▽
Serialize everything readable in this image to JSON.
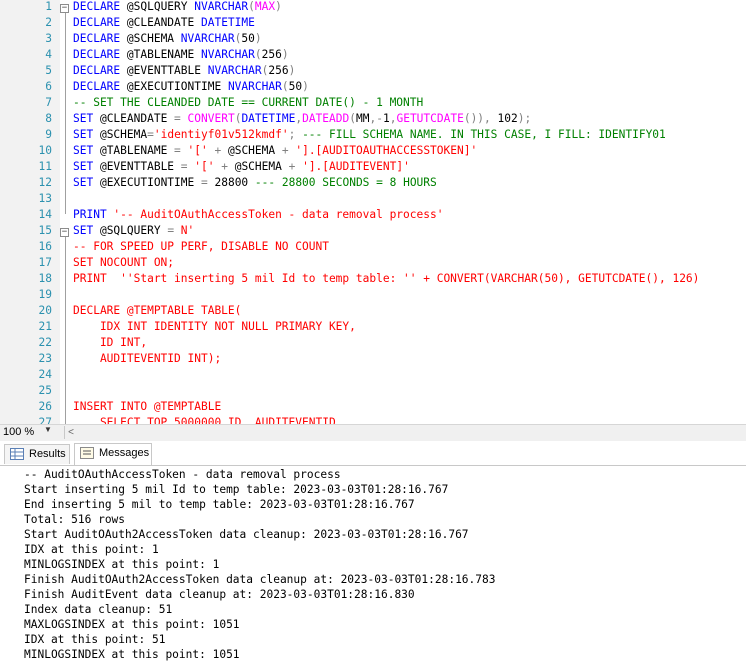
{
  "editor": {
    "lines": [
      {
        "n": "1",
        "parts": [
          [
            "kw",
            "DECLARE "
          ],
          [
            "tx",
            "@SQLQUERY "
          ],
          [
            "kw",
            "NVARCHAR"
          ],
          [
            "op",
            "("
          ],
          [
            "fn",
            "MAX"
          ],
          [
            "op",
            ")"
          ]
        ]
      },
      {
        "n": "2",
        "parts": [
          [
            "kw",
            "DECLARE "
          ],
          [
            "tx",
            "@CLEANDATE "
          ],
          [
            "kw",
            "DATETIME"
          ]
        ]
      },
      {
        "n": "3",
        "parts": [
          [
            "kw",
            "DECLARE "
          ],
          [
            "tx",
            "@SCHEMA "
          ],
          [
            "kw",
            "NVARCHAR"
          ],
          [
            "op",
            "("
          ],
          [
            "tx",
            "50"
          ],
          [
            "op",
            ")"
          ]
        ]
      },
      {
        "n": "4",
        "parts": [
          [
            "kw",
            "DECLARE "
          ],
          [
            "tx",
            "@TABLENAME "
          ],
          [
            "kw",
            "NVARCHAR"
          ],
          [
            "op",
            "("
          ],
          [
            "tx",
            "256"
          ],
          [
            "op",
            ")"
          ]
        ]
      },
      {
        "n": "5",
        "parts": [
          [
            "kw",
            "DECLARE "
          ],
          [
            "tx",
            "@EVENTTABLE "
          ],
          [
            "kw",
            "NVARCHAR"
          ],
          [
            "op",
            "("
          ],
          [
            "tx",
            "256"
          ],
          [
            "op",
            ")"
          ]
        ]
      },
      {
        "n": "6",
        "parts": [
          [
            "kw",
            "DECLARE "
          ],
          [
            "tx",
            "@EXECUTIONTIME "
          ],
          [
            "kw",
            "NVARCHAR"
          ],
          [
            "op",
            "("
          ],
          [
            "tx",
            "50"
          ],
          [
            "op",
            ")"
          ]
        ]
      },
      {
        "n": "7",
        "parts": [
          [
            "cm",
            "-- SET THE CLEANDED DATE == CURRENT DATE() - 1 MONTH"
          ]
        ]
      },
      {
        "n": "8",
        "parts": [
          [
            "kw",
            "SET "
          ],
          [
            "tx",
            "@CLEANDATE "
          ],
          [
            "op",
            "= "
          ],
          [
            "fn",
            "CONVERT"
          ],
          [
            "op",
            "("
          ],
          [
            "kw",
            "DATETIME"
          ],
          [
            "op",
            ","
          ],
          [
            "fn",
            "DATEADD"
          ],
          [
            "op",
            "("
          ],
          [
            "tx",
            "MM"
          ],
          [
            "op",
            ","
          ],
          [
            "op",
            "-"
          ],
          [
            "tx",
            "1"
          ],
          [
            "op",
            ","
          ],
          [
            "fn",
            "GETUTCDATE"
          ],
          [
            "op",
            "()), "
          ],
          [
            "tx",
            "102"
          ],
          [
            "op",
            ");"
          ]
        ]
      },
      {
        "n": "9",
        "parts": [
          [
            "kw",
            "SET "
          ],
          [
            "tx",
            "@SCHEMA"
          ],
          [
            "op",
            "="
          ],
          [
            "str",
            "'identiyf01v512kmdf'"
          ],
          [
            "op",
            "; "
          ],
          [
            "cm",
            "--- FILL SCHEMA NAME. IN THIS CASE, I FILL: IDENTIFY01"
          ]
        ]
      },
      {
        "n": "10",
        "parts": [
          [
            "kw",
            "SET "
          ],
          [
            "tx",
            "@TABLENAME "
          ],
          [
            "op",
            "= "
          ],
          [
            "str",
            "'[' "
          ],
          [
            "op",
            "+ "
          ],
          [
            "tx",
            "@SCHEMA "
          ],
          [
            "op",
            "+ "
          ],
          [
            "str",
            "'].[AUDITOAUTHACCESSTOKEN]'"
          ]
        ]
      },
      {
        "n": "11",
        "parts": [
          [
            "kw",
            "SET "
          ],
          [
            "tx",
            "@EVENTTABLE "
          ],
          [
            "op",
            "= "
          ],
          [
            "str",
            "'[' "
          ],
          [
            "op",
            "+ "
          ],
          [
            "tx",
            "@SCHEMA "
          ],
          [
            "op",
            "+ "
          ],
          [
            "str",
            "'].[AUDITEVENT]'"
          ]
        ]
      },
      {
        "n": "12",
        "parts": [
          [
            "kw",
            "SET "
          ],
          [
            "tx",
            "@EXECUTIONTIME "
          ],
          [
            "op",
            "= "
          ],
          [
            "tx",
            "28800 "
          ],
          [
            "cm",
            "--- 28800 SECONDS = 8 HOURS"
          ]
        ]
      },
      {
        "n": "13",
        "parts": []
      },
      {
        "n": "14",
        "parts": [
          [
            "kw",
            "PRINT "
          ],
          [
            "str",
            "'-- AuditOAuthAccessToken - data removal process'"
          ]
        ]
      },
      {
        "n": "15",
        "parts": [
          [
            "kw",
            "SET "
          ],
          [
            "tx",
            "@SQLQUERY "
          ],
          [
            "op",
            "= "
          ],
          [
            "str",
            "N'"
          ]
        ]
      },
      {
        "n": "16",
        "parts": [
          [
            "str",
            "-- FOR SPEED UP PERF, DISABLE NO COUNT"
          ]
        ]
      },
      {
        "n": "17",
        "parts": [
          [
            "str",
            "SET NOCOUNT ON;"
          ]
        ]
      },
      {
        "n": "18",
        "parts": [
          [
            "str",
            "PRINT  ''Start inserting 5 mil Id to temp table: '' + CONVERT(VARCHAR(50), GETUTCDATE(), 126)"
          ]
        ]
      },
      {
        "n": "19",
        "parts": []
      },
      {
        "n": "20",
        "parts": [
          [
            "str",
            "DECLARE @TEMPTABLE TABLE("
          ]
        ]
      },
      {
        "n": "21",
        "parts": [
          [
            "str",
            "    IDX INT IDENTITY NOT NULL PRIMARY KEY,"
          ]
        ]
      },
      {
        "n": "22",
        "parts": [
          [
            "str",
            "    ID INT,"
          ]
        ]
      },
      {
        "n": "23",
        "parts": [
          [
            "str",
            "    AUDITEVENTID INT);"
          ]
        ]
      },
      {
        "n": "24",
        "parts": []
      },
      {
        "n": "25",
        "parts": []
      },
      {
        "n": "26",
        "parts": [
          [
            "str",
            "INSERT INTO @TEMPTABLE"
          ]
        ]
      },
      {
        "n": "27",
        "parts": [
          [
            "str",
            "    SELECT TOP 5000000 ID, AUDITEVENTID"
          ]
        ]
      }
    ]
  },
  "status": {
    "zoom": "100 %"
  },
  "tabs": [
    {
      "label": "Results",
      "active": false
    },
    {
      "label": "Messages",
      "active": true
    }
  ],
  "messages": [
    "-- AuditOAuthAccessToken - data removal process",
    "Start inserting 5 mil Id to temp table: 2023-03-03T01:28:16.767",
    "End inserting 5 mil to temp table: 2023-03-03T01:28:16.767",
    "Total: 516 rows",
    "Start AuditOAuth2AccessToken data cleanup: 2023-03-03T01:28:16.767",
    "IDX at this point: 1",
    "MINLOGSINDEX at this point: 1",
    "Finish AuditOAuth2AccessToken data cleanup at: 2023-03-03T01:28:16.783",
    "Finish AuditEvent data cleanup at: 2023-03-03T01:28:16.830",
    "Index data cleanup: 51",
    "MAXLOGSINDEX at this point: 1051",
    "IDX at this point: 51",
    "MINLOGSINDEX at this point: 1051"
  ]
}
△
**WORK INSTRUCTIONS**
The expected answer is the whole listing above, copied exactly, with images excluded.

**RESULT**
Serialize everything readable in this image to JSON.
{
  "editor": {
    "lines": [
      {
        "n": "1",
        "parts": [
          [
            "kw",
            "DECLARE "
          ],
          [
            "tx",
            "@SQLQUERY "
          ],
          [
            "kw",
            "NVARCHAR"
          ],
          [
            "op",
            "("
          ],
          [
            "fn",
            "MAX"
          ],
          [
            "op",
            ")"
          ]
        ]
      },
      {
        "n": "2",
        "parts": [
          [
            "kw",
            "DECLARE "
          ],
          [
            "tx",
            "@CLEANDATE "
          ],
          [
            "kw",
            "DATETIME"
          ]
        ]
      },
      {
        "n": "3",
        "parts": [
          [
            "kw",
            "DECLARE "
          ],
          [
            "tx",
            "@SCHEMA "
          ],
          [
            "kw",
            "NVARCHAR"
          ],
          [
            "op",
            "("
          ],
          [
            "tx",
            "50"
          ],
          [
            "op",
            ")"
          ]
        ]
      },
      {
        "n": "4",
        "parts": [
          [
            "kw",
            "DECLARE "
          ],
          [
            "tx",
            "@TABLENAME "
          ],
          [
            "kw",
            "NVARCHAR"
          ],
          [
            "op",
            "("
          ],
          [
            "tx",
            "256"
          ],
          [
            "op",
            ")"
          ]
        ]
      },
      {
        "n": "5",
        "parts": [
          [
            "kw",
            "DECLARE "
          ],
          [
            "tx",
            "@EVENTTABLE "
          ],
          [
            "kw",
            "NVARCHAR"
          ],
          [
            "op",
            "("
          ],
          [
            "tx",
            "256"
          ],
          [
            "op",
            ")"
          ]
        ]
      },
      {
        "n": "6",
        "parts": [
          [
            "kw",
            "DECLARE "
          ],
          [
            "tx",
            "@EXECUTIONTIME "
          ],
          [
            "kw",
            "NVARCHAR"
          ],
          [
            "op",
            "("
          ],
          [
            "tx",
            "50"
          ],
          [
            "op",
            ")"
          ]
        ]
      },
      {
        "n": "7",
        "parts": [
          [
            "cm",
            "-- SET THE CLEANDED DATE == CURRENT DATE() - 1 MONTH"
          ]
        ]
      },
      {
        "n": "8",
        "parts": [
          [
            "kw",
            "SET "
          ],
          [
            "tx",
            "@CLEANDATE "
          ],
          [
            "op",
            "= "
          ],
          [
            "fn",
            "CONVERT"
          ],
          [
            "op",
            "("
          ],
          [
            "kw",
            "DATETIME"
          ],
          [
            "op",
            ","
          ],
          [
            "fn",
            "DATEADD"
          ],
          [
            "op",
            "("
          ],
          [
            "tx",
            "MM"
          ],
          [
            "op",
            ","
          ],
          [
            "op",
            "-"
          ],
          [
            "tx",
            "1"
          ],
          [
            "op",
            ","
          ],
          [
            "fn",
            "GETUTCDATE"
          ],
          [
            "op",
            "()), "
          ],
          [
            "tx",
            "102"
          ],
          [
            "op",
            ");"
          ]
        ]
      },
      {
        "n": "9",
        "parts": [
          [
            "kw",
            "SET "
          ],
          [
            "tx",
            "@SCHEMA"
          ],
          [
            "op",
            "="
          ],
          [
            "str",
            "'identiyf01v512kmdf'"
          ],
          [
            "op",
            "; "
          ],
          [
            "cm",
            "--- FILL SCHEMA NAME. IN THIS CASE, I FILL: IDENTIFY01"
          ]
        ]
      },
      {
        "n": "10",
        "parts": [
          [
            "kw",
            "SET "
          ],
          [
            "tx",
            "@TABLENAME "
          ],
          [
            "op",
            "= "
          ],
          [
            "str",
            "'[' "
          ],
          [
            "op",
            "+ "
          ],
          [
            "tx",
            "@SCHEMA "
          ],
          [
            "op",
            "+ "
          ],
          [
            "str",
            "'].[AUDITOAUTHACCESSTOKEN]'"
          ]
        ]
      },
      {
        "n": "11",
        "parts": [
          [
            "kw",
            "SET "
          ],
          [
            "tx",
            "@EVENTTABLE "
          ],
          [
            "op",
            "= "
          ],
          [
            "str",
            "'[' "
          ],
          [
            "op",
            "+ "
          ],
          [
            "tx",
            "@SCHEMA "
          ],
          [
            "op",
            "+ "
          ],
          [
            "str",
            "'].[AUDITEVENT]'"
          ]
        ]
      },
      {
        "n": "12",
        "parts": [
          [
            "kw",
            "SET "
          ],
          [
            "tx",
            "@EXECUTIONTIME "
          ],
          [
            "op",
            "= "
          ],
          [
            "tx",
            "28800 "
          ],
          [
            "cm",
            "--- 28800 SECONDS = 8 HOURS"
          ]
        ]
      },
      {
        "n": "13",
        "parts": []
      },
      {
        "n": "14",
        "parts": [
          [
            "kw",
            "PRINT "
          ],
          [
            "str",
            "'-- AuditOAuthAccessToken - data removal process'"
          ]
        ]
      },
      {
        "n": "15",
        "parts": [
          [
            "kw",
            "SET "
          ],
          [
            "tx",
            "@SQLQUERY "
          ],
          [
            "op",
            "= "
          ],
          [
            "str",
            "N'"
          ]
        ]
      },
      {
        "n": "16",
        "parts": [
          [
            "str",
            "-- FOR SPEED UP PERF, DISABLE NO COUNT"
          ]
        ]
      },
      {
        "n": "17",
        "parts": [
          [
            "str",
            "SET NOCOUNT ON;"
          ]
        ]
      },
      {
        "n": "18",
        "parts": [
          [
            "str",
            "PRINT  ''Start inserting 5 mil Id to temp table: '' + CONVERT(VARCHAR(50), GETUTCDATE(), 126)"
          ]
        ]
      },
      {
        "n": "19",
        "parts": []
      },
      {
        "n": "20",
        "parts": [
          [
            "str",
            "DECLARE @TEMPTABLE TABLE("
          ]
        ]
      },
      {
        "n": "21",
        "parts": [
          [
            "str",
            "    IDX INT IDENTITY NOT NULL PRIMARY KEY,"
          ]
        ]
      },
      {
        "n": "22",
        "parts": [
          [
            "str",
            "    ID INT,"
          ]
        ]
      },
      {
        "n": "23",
        "parts": [
          [
            "str",
            "    AUDITEVENTID INT);"
          ]
        ]
      },
      {
        "n": "24",
        "parts": []
      },
      {
        "n": "25",
        "parts": []
      },
      {
        "n": "26",
        "parts": [
          [
            "str",
            "INSERT INTO @TEMPTABLE"
          ]
        ]
      },
      {
        "n": "27",
        "parts": [
          [
            "str",
            "    SELECT TOP 5000000 ID, AUDITEVENTID"
          ]
        ]
      }
    ]
  },
  "status": {
    "zoom": "100 %"
  },
  "tabs": [
    {
      "label": "Results",
      "active": false
    },
    {
      "label": "Messages",
      "active": true
    }
  ],
  "messages": [
    "-- AuditOAuthAccessToken - data removal process",
    "Start inserting 5 mil Id to temp table: 2023-03-03T01:28:16.767",
    "End inserting 5 mil to temp table: 2023-03-03T01:28:16.767",
    "Total: 516 rows",
    "Start AuditOAuth2AccessToken data cleanup: 2023-03-03T01:28:16.767",
    "IDX at this point: 1",
    "MINLOGSINDEX at this point: 1",
    "Finish AuditOAuth2AccessToken data cleanup at: 2023-03-03T01:28:16.783",
    "Finish AuditEvent data cleanup at: 2023-03-03T01:28:16.830",
    "Index data cleanup: 51",
    "MAXLOGSINDEX at this point: 1051",
    "IDX at this point: 51",
    "MINLOGSINDEX at this point: 1051"
  ]
}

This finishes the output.